WHAT YOU HAVE TO DO: If an entry holds a picture, leave that picture out and reproduce everything else exactly.

DATA EXTRACT:
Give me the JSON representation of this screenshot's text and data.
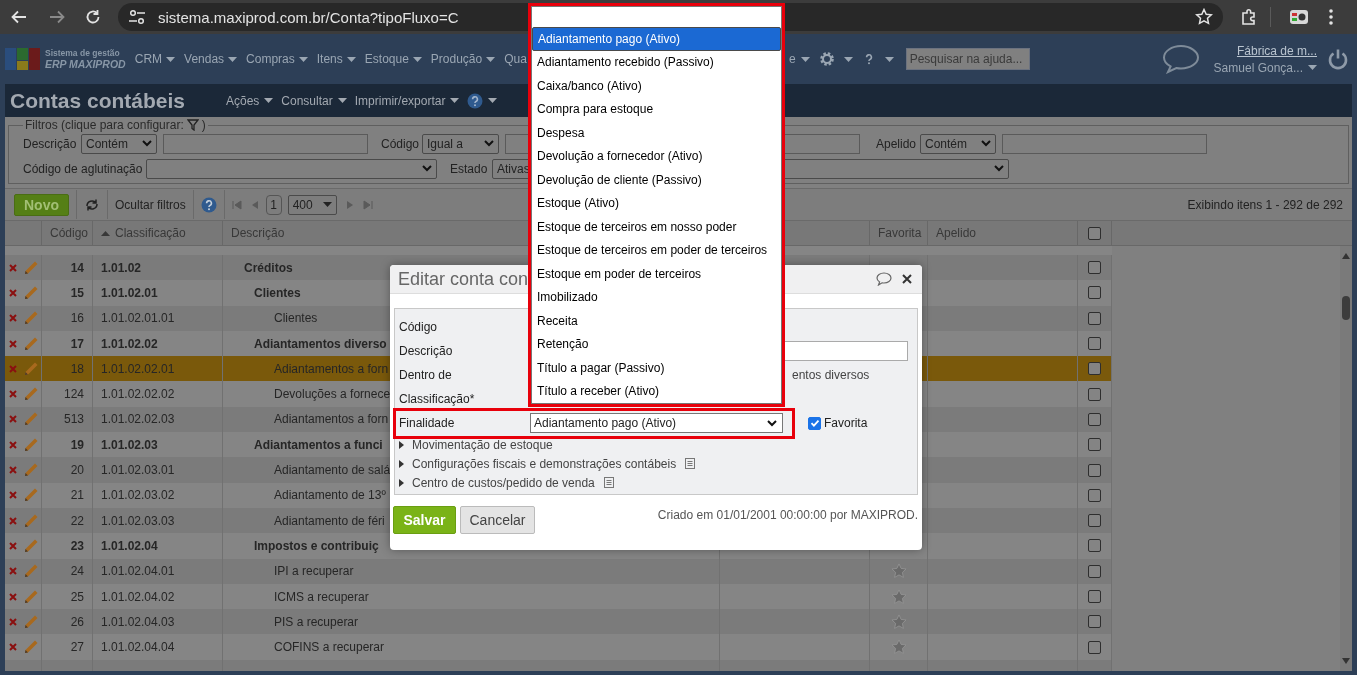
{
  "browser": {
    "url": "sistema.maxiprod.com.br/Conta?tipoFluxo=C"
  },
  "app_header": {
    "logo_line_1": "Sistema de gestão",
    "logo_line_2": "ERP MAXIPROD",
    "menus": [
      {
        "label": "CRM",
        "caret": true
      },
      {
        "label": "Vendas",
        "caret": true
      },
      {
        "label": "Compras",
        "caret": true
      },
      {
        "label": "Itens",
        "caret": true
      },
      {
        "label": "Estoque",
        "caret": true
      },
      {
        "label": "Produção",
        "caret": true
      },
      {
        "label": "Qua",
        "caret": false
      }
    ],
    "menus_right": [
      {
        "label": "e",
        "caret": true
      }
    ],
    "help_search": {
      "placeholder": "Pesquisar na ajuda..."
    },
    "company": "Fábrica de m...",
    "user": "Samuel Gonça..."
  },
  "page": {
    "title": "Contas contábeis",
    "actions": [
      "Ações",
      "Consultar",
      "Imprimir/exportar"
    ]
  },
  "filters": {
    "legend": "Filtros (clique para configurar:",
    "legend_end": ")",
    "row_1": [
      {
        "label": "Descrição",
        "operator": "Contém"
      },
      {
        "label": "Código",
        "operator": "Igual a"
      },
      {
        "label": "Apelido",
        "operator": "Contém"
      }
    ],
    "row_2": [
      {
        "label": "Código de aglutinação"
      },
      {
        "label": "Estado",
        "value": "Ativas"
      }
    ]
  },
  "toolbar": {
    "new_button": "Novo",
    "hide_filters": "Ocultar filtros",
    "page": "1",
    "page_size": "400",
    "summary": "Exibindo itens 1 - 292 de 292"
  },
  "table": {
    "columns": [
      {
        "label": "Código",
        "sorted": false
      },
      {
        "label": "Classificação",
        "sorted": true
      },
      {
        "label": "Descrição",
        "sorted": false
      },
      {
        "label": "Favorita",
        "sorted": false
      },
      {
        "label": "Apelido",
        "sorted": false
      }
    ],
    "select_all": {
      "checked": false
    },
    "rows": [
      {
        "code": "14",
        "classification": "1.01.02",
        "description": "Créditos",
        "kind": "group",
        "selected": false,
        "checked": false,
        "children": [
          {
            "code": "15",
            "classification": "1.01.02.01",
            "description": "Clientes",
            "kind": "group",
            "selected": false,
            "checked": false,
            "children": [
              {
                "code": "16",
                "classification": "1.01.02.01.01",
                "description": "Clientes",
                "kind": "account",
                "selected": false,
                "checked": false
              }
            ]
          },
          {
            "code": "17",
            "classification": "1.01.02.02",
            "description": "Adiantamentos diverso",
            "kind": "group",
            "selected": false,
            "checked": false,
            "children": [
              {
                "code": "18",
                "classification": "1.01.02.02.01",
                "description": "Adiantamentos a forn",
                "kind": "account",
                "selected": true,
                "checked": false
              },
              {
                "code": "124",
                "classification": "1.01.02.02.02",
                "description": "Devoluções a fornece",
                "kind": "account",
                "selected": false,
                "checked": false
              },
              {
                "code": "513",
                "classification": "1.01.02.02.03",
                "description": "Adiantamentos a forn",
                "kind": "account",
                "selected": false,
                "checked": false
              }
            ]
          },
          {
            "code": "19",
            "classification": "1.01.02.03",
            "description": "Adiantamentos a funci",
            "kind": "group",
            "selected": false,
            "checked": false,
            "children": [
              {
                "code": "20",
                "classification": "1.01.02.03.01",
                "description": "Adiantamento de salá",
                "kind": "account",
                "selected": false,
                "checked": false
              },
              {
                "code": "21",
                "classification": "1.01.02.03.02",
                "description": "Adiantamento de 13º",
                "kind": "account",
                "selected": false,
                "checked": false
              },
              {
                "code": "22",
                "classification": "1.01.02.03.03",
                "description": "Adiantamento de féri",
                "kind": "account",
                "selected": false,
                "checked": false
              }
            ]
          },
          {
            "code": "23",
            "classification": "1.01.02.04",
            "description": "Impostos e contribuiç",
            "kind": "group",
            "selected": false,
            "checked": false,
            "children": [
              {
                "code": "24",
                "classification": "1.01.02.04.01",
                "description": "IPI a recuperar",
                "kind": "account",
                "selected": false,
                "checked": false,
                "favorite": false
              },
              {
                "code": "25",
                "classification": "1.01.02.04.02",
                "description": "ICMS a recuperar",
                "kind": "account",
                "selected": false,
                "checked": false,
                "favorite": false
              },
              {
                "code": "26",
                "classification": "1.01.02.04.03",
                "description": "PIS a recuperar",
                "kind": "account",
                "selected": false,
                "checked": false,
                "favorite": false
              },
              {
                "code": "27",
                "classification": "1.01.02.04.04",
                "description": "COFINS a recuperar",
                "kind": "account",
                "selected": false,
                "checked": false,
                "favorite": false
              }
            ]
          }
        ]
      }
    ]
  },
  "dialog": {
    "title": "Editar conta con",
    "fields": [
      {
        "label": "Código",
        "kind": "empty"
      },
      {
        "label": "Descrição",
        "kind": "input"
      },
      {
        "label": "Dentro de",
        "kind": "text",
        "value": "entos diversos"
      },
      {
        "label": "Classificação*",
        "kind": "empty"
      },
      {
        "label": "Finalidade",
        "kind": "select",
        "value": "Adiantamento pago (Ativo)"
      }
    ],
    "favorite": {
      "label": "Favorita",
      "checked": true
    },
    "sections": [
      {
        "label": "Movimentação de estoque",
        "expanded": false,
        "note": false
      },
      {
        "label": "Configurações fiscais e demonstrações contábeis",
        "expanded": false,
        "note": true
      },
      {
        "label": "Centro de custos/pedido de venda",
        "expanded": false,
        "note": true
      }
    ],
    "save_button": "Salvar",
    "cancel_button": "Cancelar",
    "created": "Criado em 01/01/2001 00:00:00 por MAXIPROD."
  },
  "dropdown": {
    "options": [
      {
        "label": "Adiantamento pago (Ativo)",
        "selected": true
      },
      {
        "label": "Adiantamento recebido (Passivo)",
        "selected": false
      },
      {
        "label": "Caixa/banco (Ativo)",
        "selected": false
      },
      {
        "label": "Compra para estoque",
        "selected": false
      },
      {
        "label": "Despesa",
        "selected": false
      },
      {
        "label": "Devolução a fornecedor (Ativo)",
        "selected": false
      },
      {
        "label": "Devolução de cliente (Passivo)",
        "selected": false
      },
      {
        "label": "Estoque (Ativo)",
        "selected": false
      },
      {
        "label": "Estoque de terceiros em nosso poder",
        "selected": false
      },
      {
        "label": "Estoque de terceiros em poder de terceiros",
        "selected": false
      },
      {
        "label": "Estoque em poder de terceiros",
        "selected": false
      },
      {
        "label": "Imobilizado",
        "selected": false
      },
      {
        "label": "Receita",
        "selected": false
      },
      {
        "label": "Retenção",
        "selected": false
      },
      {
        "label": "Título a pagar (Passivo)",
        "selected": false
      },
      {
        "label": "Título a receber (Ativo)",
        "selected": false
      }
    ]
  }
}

OUTPUT FOR THIS TASK:
Give me the JSON representation of this screenshot's text and data.
{
  "browser": {
    "url": "sistema.maxiprod.com.br/Conta?tipoFluxo=C"
  },
  "app_header": {
    "logo_line_1": "Sistema de gestão",
    "logo_line_2": "ERP MAXIPROD",
    "menus": [
      {
        "label": "CRM",
        "caret": true
      },
      {
        "label": "Vendas",
        "caret": true
      },
      {
        "label": "Compras",
        "caret": true
      },
      {
        "label": "Itens",
        "caret": true
      },
      {
        "label": "Estoque",
        "caret": true
      },
      {
        "label": "Produção",
        "caret": true
      },
      {
        "label": "Qua",
        "caret": false
      }
    ],
    "menus_right": [
      {
        "label": "e",
        "caret": true
      }
    ],
    "help_search": {
      "placeholder": "Pesquisar na ajuda..."
    },
    "company": "Fábrica de m...",
    "user": "Samuel Gonça..."
  },
  "page": {
    "title": "Contas contábeis",
    "actions": [
      "Ações",
      "Consultar",
      "Imprimir/exportar"
    ]
  },
  "filters": {
    "legend": "Filtros (clique para configurar:",
    "legend_end": ")",
    "row_1": [
      {
        "label": "Descrição",
        "operator": "Contém"
      },
      {
        "label": "Código",
        "operator": "Igual a"
      },
      {
        "label": "Apelido",
        "operator": "Contém"
      }
    ],
    "row_2": [
      {
        "label": "Código de aglutinação"
      },
      {
        "label": "Estado",
        "value": "Ativas"
      }
    ]
  },
  "toolbar": {
    "new_button": "Novo",
    "hide_filters": "Ocultar filtros",
    "page": "1",
    "page_size": "400",
    "summary": "Exibindo itens 1 - 292 de 292"
  },
  "table": {
    "columns": [
      {
        "label": "Código",
        "sorted": false
      },
      {
        "label": "Classificação",
        "sorted": true
      },
      {
        "label": "Descrição",
        "sorted": false
      },
      {
        "label": "Favorita",
        "sorted": false
      },
      {
        "label": "Apelido",
        "sorted": false
      }
    ],
    "select_all": {
      "checked": false
    },
    "rows": [
      {
        "code": "14",
        "classification": "1.01.02",
        "description": "Créditos",
        "kind": "group",
        "selected": false,
        "checked": false,
        "children": [
          {
            "code": "15",
            "classification": "1.01.02.01",
            "description": "Clientes",
            "kind": "group",
            "selected": false,
            "checked": false,
            "children": [
              {
                "code": "16",
                "classification": "1.01.02.01.01",
                "description": "Clientes",
                "kind": "account",
                "selected": false,
                "checked": false
              }
            ]
          },
          {
            "code": "17",
            "classification": "1.01.02.02",
            "description": "Adiantamentos diverso",
            "kind": "group",
            "selected": false,
            "checked": false,
            "children": [
              {
                "code": "18",
                "classification": "1.01.02.02.01",
                "description": "Adiantamentos a forn",
                "kind": "account",
                "selected": true,
                "checked": false
              },
              {
                "code": "124",
                "classification": "1.01.02.02.02",
                "description": "Devoluções a fornece",
                "kind": "account",
                "selected": false,
                "checked": false
              },
              {
                "code": "513",
                "classification": "1.01.02.02.03",
                "description": "Adiantamentos a forn",
                "kind": "account",
                "selected": false,
                "checked": false
              }
            ]
          },
          {
            "code": "19",
            "classification": "1.01.02.03",
            "description": "Adiantamentos a funci",
            "kind": "group",
            "selected": false,
            "checked": false,
            "children": [
              {
                "code": "20",
                "classification": "1.01.02.03.01",
                "description": "Adiantamento de salá",
                "kind": "account",
                "selected": false,
                "checked": false
              },
              {
                "code": "21",
                "classification": "1.01.02.03.02",
                "description": "Adiantamento de 13º",
                "kind": "account",
                "selected": false,
                "checked": false
              },
              {
                "code": "22",
                "classification": "1.01.02.03.03",
                "description": "Adiantamento de féri",
                "kind": "account",
                "selected": false,
                "checked": false
              }
            ]
          },
          {
            "code": "23",
            "classification": "1.01.02.04",
            "description": "Impostos e contribuiç",
            "kind": "group",
            "selected": false,
            "checked": false,
            "children": [
              {
                "code": "24",
                "classification": "1.01.02.04.01",
                "description": "IPI a recuperar",
                "kind": "account",
                "selected": false,
                "checked": false,
                "favorite": false
              },
              {
                "code": "25",
                "classification": "1.01.02.04.02",
                "description": "ICMS a recuperar",
                "kind": "account",
                "selected": false,
                "checked": false,
                "favorite": false
              },
              {
                "code": "26",
                "classification": "1.01.02.04.03",
                "description": "PIS a recuperar",
                "kind": "account",
                "selected": false,
                "checked": false,
                "favorite": false
              },
              {
                "code": "27",
                "classification": "1.01.02.04.04",
                "description": "COFINS a recuperar",
                "kind": "account",
                "selected": false,
                "checked": false,
                "favorite": false
              }
            ]
          }
        ]
      }
    ]
  },
  "dialog": {
    "title": "Editar conta con",
    "fields": [
      {
        "label": "Código",
        "kind": "empty"
      },
      {
        "label": "Descrição",
        "kind": "input"
      },
      {
        "label": "Dentro de",
        "kind": "text",
        "value": "entos diversos"
      },
      {
        "label": "Classificação*",
        "kind": "empty"
      },
      {
        "label": "Finalidade",
        "kind": "select",
        "value": "Adiantamento pago (Ativo)"
      }
    ],
    "favorite": {
      "label": "Favorita",
      "checked": true
    },
    "sections": [
      {
        "label": "Movimentação de estoque",
        "expanded": false,
        "note": false
      },
      {
        "label": "Configurações fiscais e demonstrações contábeis",
        "expanded": false,
        "note": true
      },
      {
        "label": "Centro de custos/pedido de venda",
        "expanded": false,
        "note": true
      }
    ],
    "save_button": "Salvar",
    "cancel_button": "Cancelar",
    "created": "Criado em 01/01/2001 00:00:00 por MAXIPROD."
  },
  "dropdown": {
    "options": [
      {
        "label": "Adiantamento pago (Ativo)",
        "selected": true
      },
      {
        "label": "Adiantamento recebido (Passivo)",
        "selected": false
      },
      {
        "label": "Caixa/banco (Ativo)",
        "selected": false
      },
      {
        "label": "Compra para estoque",
        "selected": false
      },
      {
        "label": "Despesa",
        "selected": false
      },
      {
        "label": "Devolução a fornecedor (Ativo)",
        "selected": false
      },
      {
        "label": "Devolução de cliente (Passivo)",
        "selected": false
      },
      {
        "label": "Estoque (Ativo)",
        "selected": false
      },
      {
        "label": "Estoque de terceiros em nosso poder",
        "selected": false
      },
      {
        "label": "Estoque de terceiros em poder de terceiros",
        "selected": false
      },
      {
        "label": "Estoque em poder de terceiros",
        "selected": false
      },
      {
        "label": "Imobilizado",
        "selected": false
      },
      {
        "label": "Receita",
        "selected": false
      },
      {
        "label": "Retenção",
        "selected": false
      },
      {
        "label": "Título a pagar (Passivo)",
        "selected": false
      },
      {
        "label": "Título a receber (Ativo)",
        "selected": false
      }
    ]
  }
}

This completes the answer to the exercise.